Show the lines below that contain the string "search".

• Source material:

• • • • •

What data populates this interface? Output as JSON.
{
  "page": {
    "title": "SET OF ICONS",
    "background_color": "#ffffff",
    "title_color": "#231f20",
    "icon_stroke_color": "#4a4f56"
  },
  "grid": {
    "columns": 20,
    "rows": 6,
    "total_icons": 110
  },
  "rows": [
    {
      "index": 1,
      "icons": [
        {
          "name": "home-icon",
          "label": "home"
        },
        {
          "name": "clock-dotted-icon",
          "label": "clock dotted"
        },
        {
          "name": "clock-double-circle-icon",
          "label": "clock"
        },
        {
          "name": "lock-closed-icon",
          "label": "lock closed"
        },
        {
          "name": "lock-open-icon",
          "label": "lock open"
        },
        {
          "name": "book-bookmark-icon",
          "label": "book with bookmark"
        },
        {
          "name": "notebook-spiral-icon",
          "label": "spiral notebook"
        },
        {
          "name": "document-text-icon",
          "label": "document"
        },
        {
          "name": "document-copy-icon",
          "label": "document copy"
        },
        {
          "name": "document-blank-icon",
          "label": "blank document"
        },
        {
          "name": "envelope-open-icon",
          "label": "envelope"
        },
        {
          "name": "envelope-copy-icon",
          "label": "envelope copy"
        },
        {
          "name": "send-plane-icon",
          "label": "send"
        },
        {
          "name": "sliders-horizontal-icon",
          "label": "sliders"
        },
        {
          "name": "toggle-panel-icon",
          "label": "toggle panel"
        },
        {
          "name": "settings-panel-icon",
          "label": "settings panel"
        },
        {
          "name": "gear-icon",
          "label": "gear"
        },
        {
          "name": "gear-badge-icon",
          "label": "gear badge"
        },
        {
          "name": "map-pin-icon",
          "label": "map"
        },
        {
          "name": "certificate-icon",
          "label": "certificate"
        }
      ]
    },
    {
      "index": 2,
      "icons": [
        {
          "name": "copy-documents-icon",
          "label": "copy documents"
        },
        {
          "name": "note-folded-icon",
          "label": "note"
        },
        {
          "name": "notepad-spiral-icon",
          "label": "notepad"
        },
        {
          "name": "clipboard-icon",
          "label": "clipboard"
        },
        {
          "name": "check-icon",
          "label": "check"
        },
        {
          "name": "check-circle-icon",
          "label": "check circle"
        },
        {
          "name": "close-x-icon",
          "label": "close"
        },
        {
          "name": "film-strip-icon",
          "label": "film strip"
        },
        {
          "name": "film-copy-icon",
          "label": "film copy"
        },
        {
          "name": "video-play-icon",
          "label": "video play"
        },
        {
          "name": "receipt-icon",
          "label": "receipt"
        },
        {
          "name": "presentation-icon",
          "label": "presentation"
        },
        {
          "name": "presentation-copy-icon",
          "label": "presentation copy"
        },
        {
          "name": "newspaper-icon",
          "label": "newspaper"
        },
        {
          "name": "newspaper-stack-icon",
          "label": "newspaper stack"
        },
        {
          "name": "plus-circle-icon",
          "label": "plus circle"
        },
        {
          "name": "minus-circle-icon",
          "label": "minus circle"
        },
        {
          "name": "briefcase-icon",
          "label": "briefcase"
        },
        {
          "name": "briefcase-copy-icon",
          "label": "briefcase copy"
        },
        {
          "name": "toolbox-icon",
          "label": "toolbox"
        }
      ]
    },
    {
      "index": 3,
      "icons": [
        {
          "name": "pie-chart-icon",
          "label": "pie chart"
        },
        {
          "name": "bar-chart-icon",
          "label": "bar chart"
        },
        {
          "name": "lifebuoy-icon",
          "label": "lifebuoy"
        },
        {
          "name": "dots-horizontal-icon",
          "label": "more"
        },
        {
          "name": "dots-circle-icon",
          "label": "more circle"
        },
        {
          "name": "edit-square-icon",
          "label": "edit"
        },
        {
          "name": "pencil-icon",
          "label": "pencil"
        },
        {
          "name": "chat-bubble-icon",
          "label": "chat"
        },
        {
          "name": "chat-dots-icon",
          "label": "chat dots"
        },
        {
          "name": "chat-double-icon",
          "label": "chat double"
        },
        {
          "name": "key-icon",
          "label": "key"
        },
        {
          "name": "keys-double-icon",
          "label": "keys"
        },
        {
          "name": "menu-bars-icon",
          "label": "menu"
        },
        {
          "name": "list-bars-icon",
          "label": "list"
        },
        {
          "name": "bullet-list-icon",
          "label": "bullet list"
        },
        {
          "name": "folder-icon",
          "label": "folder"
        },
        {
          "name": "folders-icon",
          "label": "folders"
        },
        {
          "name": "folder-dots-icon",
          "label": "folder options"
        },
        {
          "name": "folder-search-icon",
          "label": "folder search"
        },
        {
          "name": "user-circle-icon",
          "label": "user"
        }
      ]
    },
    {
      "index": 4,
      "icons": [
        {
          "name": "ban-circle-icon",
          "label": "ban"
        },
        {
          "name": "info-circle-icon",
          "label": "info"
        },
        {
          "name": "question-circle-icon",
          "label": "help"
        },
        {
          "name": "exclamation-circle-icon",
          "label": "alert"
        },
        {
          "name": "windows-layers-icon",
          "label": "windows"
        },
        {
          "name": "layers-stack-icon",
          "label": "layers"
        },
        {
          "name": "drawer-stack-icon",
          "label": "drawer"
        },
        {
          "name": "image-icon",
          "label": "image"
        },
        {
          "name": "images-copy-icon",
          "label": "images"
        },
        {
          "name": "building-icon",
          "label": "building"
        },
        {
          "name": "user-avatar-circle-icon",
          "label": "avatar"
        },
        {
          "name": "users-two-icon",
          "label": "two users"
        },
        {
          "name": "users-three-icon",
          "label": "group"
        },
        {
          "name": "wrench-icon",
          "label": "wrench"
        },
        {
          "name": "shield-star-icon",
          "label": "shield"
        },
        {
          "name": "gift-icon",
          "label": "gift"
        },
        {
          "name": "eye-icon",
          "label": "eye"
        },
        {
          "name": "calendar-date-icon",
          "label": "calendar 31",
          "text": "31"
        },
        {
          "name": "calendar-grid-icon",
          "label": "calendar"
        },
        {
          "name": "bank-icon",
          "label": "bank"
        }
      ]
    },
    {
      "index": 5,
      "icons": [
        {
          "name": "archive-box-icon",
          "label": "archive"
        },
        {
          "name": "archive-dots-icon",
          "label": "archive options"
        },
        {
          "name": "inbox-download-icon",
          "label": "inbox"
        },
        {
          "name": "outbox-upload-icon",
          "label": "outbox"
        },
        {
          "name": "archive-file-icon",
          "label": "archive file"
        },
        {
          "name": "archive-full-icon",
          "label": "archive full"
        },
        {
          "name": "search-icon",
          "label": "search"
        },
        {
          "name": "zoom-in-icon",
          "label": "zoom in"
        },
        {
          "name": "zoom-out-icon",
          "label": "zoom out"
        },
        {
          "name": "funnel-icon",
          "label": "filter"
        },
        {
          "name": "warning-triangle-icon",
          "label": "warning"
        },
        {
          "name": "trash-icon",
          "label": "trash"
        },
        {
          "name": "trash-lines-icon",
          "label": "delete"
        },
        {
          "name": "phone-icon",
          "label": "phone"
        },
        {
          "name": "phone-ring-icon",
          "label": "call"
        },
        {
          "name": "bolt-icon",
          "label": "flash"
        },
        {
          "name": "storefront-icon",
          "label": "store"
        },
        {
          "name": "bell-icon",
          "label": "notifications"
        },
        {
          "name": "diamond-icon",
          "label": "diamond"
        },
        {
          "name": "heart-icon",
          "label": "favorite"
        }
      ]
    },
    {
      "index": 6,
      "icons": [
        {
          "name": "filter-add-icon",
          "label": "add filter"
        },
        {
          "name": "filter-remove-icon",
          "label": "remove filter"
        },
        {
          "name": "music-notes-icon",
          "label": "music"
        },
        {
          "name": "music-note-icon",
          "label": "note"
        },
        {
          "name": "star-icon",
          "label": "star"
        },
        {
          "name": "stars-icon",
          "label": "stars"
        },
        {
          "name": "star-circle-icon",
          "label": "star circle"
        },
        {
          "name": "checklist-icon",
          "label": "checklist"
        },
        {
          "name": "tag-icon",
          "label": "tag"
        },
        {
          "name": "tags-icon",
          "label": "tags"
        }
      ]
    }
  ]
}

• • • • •

• Answer for the task:
          "name": "folder-search-icon",
          "label": "folder search"
          "name": "search-icon",
          "label": "search"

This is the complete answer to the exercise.